**Problem to solve**
A verbatim copy of the whole listing is what is needed.

**Input data**
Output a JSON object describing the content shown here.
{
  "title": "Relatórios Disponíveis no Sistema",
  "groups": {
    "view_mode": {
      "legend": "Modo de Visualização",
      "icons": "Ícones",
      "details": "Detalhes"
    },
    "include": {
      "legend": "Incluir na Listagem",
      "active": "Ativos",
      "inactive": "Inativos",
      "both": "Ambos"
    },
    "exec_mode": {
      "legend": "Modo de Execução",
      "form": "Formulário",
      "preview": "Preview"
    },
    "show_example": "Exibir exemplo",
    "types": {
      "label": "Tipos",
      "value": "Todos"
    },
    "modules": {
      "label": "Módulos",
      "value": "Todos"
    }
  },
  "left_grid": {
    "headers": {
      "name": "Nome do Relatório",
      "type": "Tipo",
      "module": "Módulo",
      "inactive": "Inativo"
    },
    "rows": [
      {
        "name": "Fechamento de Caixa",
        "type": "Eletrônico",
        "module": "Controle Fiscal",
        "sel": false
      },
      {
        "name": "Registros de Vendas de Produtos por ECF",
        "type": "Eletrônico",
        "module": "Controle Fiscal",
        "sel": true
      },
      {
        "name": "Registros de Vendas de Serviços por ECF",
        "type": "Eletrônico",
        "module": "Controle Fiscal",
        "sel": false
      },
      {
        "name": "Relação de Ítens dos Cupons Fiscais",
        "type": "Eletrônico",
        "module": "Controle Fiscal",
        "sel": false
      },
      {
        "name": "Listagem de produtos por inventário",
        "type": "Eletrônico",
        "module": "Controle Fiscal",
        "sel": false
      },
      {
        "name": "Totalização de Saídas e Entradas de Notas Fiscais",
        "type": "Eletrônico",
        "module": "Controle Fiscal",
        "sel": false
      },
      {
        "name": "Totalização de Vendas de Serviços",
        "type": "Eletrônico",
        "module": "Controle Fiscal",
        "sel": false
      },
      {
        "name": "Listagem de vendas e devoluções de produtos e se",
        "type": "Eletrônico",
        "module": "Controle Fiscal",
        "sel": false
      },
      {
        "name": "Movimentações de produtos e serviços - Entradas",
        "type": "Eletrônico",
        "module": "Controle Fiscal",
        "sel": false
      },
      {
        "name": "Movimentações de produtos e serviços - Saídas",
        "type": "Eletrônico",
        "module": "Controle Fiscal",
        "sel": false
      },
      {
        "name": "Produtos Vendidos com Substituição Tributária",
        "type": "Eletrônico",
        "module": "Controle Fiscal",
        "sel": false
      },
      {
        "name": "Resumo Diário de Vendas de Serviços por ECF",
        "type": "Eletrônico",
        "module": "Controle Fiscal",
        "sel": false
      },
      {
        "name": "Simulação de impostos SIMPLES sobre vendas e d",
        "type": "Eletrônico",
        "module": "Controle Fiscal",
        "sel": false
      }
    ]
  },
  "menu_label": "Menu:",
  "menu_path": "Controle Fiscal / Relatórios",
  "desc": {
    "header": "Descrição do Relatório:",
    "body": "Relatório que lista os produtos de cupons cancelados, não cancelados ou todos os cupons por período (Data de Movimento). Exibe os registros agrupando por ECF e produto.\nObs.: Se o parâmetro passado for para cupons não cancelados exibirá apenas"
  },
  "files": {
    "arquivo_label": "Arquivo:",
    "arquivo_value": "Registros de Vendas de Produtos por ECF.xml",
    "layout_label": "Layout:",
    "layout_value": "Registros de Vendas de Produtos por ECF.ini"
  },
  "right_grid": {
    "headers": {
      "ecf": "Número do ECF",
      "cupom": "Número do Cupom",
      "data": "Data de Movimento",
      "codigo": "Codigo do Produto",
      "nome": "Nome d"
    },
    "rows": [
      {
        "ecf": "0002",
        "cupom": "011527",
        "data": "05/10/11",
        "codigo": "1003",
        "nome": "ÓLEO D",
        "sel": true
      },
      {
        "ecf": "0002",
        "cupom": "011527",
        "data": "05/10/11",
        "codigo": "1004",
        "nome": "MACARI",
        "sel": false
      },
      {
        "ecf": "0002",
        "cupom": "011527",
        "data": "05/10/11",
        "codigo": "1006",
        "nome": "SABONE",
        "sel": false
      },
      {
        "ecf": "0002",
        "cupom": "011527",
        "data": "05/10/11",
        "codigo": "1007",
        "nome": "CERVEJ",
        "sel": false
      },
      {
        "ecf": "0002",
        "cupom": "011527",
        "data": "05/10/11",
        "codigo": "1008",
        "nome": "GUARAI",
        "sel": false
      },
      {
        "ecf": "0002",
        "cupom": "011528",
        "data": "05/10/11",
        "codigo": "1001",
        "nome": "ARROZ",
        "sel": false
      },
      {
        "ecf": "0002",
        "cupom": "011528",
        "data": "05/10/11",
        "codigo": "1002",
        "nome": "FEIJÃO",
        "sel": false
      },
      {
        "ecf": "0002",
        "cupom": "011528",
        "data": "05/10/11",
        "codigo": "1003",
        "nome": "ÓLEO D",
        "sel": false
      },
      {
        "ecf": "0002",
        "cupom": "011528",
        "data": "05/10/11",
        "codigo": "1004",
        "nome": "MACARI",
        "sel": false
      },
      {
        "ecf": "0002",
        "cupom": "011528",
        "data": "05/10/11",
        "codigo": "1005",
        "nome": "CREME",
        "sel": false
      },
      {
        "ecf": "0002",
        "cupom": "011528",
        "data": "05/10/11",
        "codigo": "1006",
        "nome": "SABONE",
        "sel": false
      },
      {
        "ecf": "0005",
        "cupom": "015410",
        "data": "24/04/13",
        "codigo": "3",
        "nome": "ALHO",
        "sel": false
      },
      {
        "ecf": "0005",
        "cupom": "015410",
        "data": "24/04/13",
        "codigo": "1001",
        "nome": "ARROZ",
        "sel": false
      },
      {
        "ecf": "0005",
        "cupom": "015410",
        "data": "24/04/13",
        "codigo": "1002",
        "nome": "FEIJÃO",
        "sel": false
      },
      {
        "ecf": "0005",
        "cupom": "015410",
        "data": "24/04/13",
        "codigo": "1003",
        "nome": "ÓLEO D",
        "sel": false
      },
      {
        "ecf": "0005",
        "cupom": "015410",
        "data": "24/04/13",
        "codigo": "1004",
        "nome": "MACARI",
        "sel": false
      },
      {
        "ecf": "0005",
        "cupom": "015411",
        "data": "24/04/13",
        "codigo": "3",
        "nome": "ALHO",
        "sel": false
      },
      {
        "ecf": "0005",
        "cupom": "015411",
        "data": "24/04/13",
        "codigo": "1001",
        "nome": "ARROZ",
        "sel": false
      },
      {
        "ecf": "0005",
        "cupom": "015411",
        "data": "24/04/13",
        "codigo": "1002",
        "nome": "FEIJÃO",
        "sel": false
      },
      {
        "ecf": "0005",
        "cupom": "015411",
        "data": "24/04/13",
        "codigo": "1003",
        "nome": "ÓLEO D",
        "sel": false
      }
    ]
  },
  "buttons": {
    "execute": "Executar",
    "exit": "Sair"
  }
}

**Problem solution**
Output a JSON object describing the content shown here.
{
  "title": "Relatórios Disponíveis no Sistema",
  "groups": {
    "view_mode": {
      "legend": "Modo de Visualização",
      "icons": "Ícones",
      "details": "Detalhes"
    },
    "include": {
      "legend": "Incluir na Listagem",
      "active": "Ativos",
      "inactive": "Inativos",
      "both": "Ambos"
    },
    "exec_mode": {
      "legend": "Modo de Execução",
      "form": "Formulário",
      "preview": "Preview"
    },
    "show_example": "Exibir exemplo",
    "types": {
      "label": "Tipos",
      "value": "Todos"
    },
    "modules": {
      "label": "Módulos",
      "value": "Todos"
    }
  },
  "left_grid": {
    "headers": {
      "name": "Nome do Relatório",
      "type": "Tipo",
      "module": "Módulo",
      "inactive": "Inativo"
    },
    "rows": [
      {
        "name": "Fechamento de Caixa",
        "type": "Eletrônico",
        "module": "Controle Fiscal",
        "sel": false
      },
      {
        "name": "Registros de Vendas de Produtos por ECF",
        "type": "Eletrônico",
        "module": "Controle Fiscal",
        "sel": true
      },
      {
        "name": "Registros de Vendas de Serviços por ECF",
        "type": "Eletrônico",
        "module": "Controle Fiscal",
        "sel": false
      },
      {
        "name": "Relação de Ítens dos Cupons Fiscais",
        "type": "Eletrônico",
        "module": "Controle Fiscal",
        "sel": false
      },
      {
        "name": "Listagem de produtos por inventário",
        "type": "Eletrônico",
        "module": "Controle Fiscal",
        "sel": false
      },
      {
        "name": "Totalização de Saídas e Entradas de Notas Fiscais",
        "type": "Eletrônico",
        "module": "Controle Fiscal",
        "sel": false
      },
      {
        "name": "Totalização de Vendas de Serviços",
        "type": "Eletrônico",
        "module": "Controle Fiscal",
        "sel": false
      },
      {
        "name": "Listagem de vendas e devoluções de produtos e se",
        "type": "Eletrônico",
        "module": "Controle Fiscal",
        "sel": false
      },
      {
        "name": "Movimentações de produtos e serviços - Entradas",
        "type": "Eletrônico",
        "module": "Controle Fiscal",
        "sel": false
      },
      {
        "name": "Movimentações de produtos e serviços - Saídas",
        "type": "Eletrônico",
        "module": "Controle Fiscal",
        "sel": false
      },
      {
        "name": "Produtos Vendidos com Substituição Tributária",
        "type": "Eletrônico",
        "module": "Controle Fiscal",
        "sel": false
      },
      {
        "name": "Resumo Diário de Vendas de Serviços por ECF",
        "type": "Eletrônico",
        "module": "Controle Fiscal",
        "sel": false
      },
      {
        "name": "Simulação de impostos SIMPLES sobre vendas e d",
        "type": "Eletrônico",
        "module": "Controle Fiscal",
        "sel": false
      }
    ]
  },
  "menu_label": "Menu:",
  "menu_path": "Controle Fiscal / Relatórios",
  "desc": {
    "header": "Descrição do Relatório:",
    "body": "Relatório que lista os produtos de cupons cancelados, não cancelados ou todos os cupons por período (Data de Movimento). Exibe os registros agrupando por ECF e produto.\nObs.: Se o parâmetro passado for para cupons não cancelados exibirá apenas"
  },
  "files": {
    "arquivo_label": "Arquivo:",
    "arquivo_value": "Registros de Vendas de Produtos por ECF.xml",
    "layout_label": "Layout:",
    "layout_value": "Registros de Vendas de Produtos por ECF.ini"
  },
  "right_grid": {
    "headers": {
      "ecf": "Número do ECF",
      "cupom": "Número do Cupom",
      "data": "Data de Movimento",
      "codigo": "Codigo do Produto",
      "nome": "Nome d"
    },
    "rows": [
      {
        "ecf": "0002",
        "cupom": "011527",
        "data": "05/10/11",
        "codigo": "1003",
        "nome": "ÓLEO D",
        "sel": true
      },
      {
        "ecf": "0002",
        "cupom": "011527",
        "data": "05/10/11",
        "codigo": "1004",
        "nome": "MACARI",
        "sel": false
      },
      {
        "ecf": "0002",
        "cupom": "011527",
        "data": "05/10/11",
        "codigo": "1006",
        "nome": "SABONE",
        "sel": false
      },
      {
        "ecf": "0002",
        "cupom": "011527",
        "data": "05/10/11",
        "codigo": "1007",
        "nome": "CERVEJ",
        "sel": false
      },
      {
        "ecf": "0002",
        "cupom": "011527",
        "data": "05/10/11",
        "codigo": "1008",
        "nome": "GUARAI",
        "sel": false
      },
      {
        "ecf": "0002",
        "cupom": "011528",
        "data": "05/10/11",
        "codigo": "1001",
        "nome": "ARROZ",
        "sel": false
      },
      {
        "ecf": "0002",
        "cupom": "011528",
        "data": "05/10/11",
        "codigo": "1002",
        "nome": "FEIJÃO",
        "sel": false
      },
      {
        "ecf": "0002",
        "cupom": "011528",
        "data": "05/10/11",
        "codigo": "1003",
        "nome": "ÓLEO D",
        "sel": false
      },
      {
        "ecf": "0002",
        "cupom": "011528",
        "data": "05/10/11",
        "codigo": "1004",
        "nome": "MACARI",
        "sel": false
      },
      {
        "ecf": "0002",
        "cupom": "011528",
        "data": "05/10/11",
        "codigo": "1005",
        "nome": "CREME",
        "sel": false
      },
      {
        "ecf": "0002",
        "cupom": "011528",
        "data": "05/10/11",
        "codigo": "1006",
        "nome": "SABONE",
        "sel": false
      },
      {
        "ecf": "0005",
        "cupom": "015410",
        "data": "24/04/13",
        "codigo": "3",
        "nome": "ALHO",
        "sel": false
      },
      {
        "ecf": "0005",
        "cupom": "015410",
        "data": "24/04/13",
        "codigo": "1001",
        "nome": "ARROZ",
        "sel": false
      },
      {
        "ecf": "0005",
        "cupom": "015410",
        "data": "24/04/13",
        "codigo": "1002",
        "nome": "FEIJÃO",
        "sel": false
      },
      {
        "ecf": "0005",
        "cupom": "015410",
        "data": "24/04/13",
        "codigo": "1003",
        "nome": "ÓLEO D",
        "sel": false
      },
      {
        "ecf": "0005",
        "cupom": "015410",
        "data": "24/04/13",
        "codigo": "1004",
        "nome": "MACARI",
        "sel": false
      },
      {
        "ecf": "0005",
        "cupom": "015411",
        "data": "24/04/13",
        "codigo": "3",
        "nome": "ALHO",
        "sel": false
      },
      {
        "ecf": "0005",
        "cupom": "015411",
        "data": "24/04/13",
        "codigo": "1001",
        "nome": "ARROZ",
        "sel": false
      },
      {
        "ecf": "0005",
        "cupom": "015411",
        "data": "24/04/13",
        "codigo": "1002",
        "nome": "FEIJÃO",
        "sel": false
      },
      {
        "ecf": "0005",
        "cupom": "015411",
        "data": "24/04/13",
        "codigo": "1003",
        "nome": "ÓLEO D",
        "sel": false
      }
    ]
  },
  "buttons": {
    "execute": "Executar",
    "exit": "Sair"
  }
}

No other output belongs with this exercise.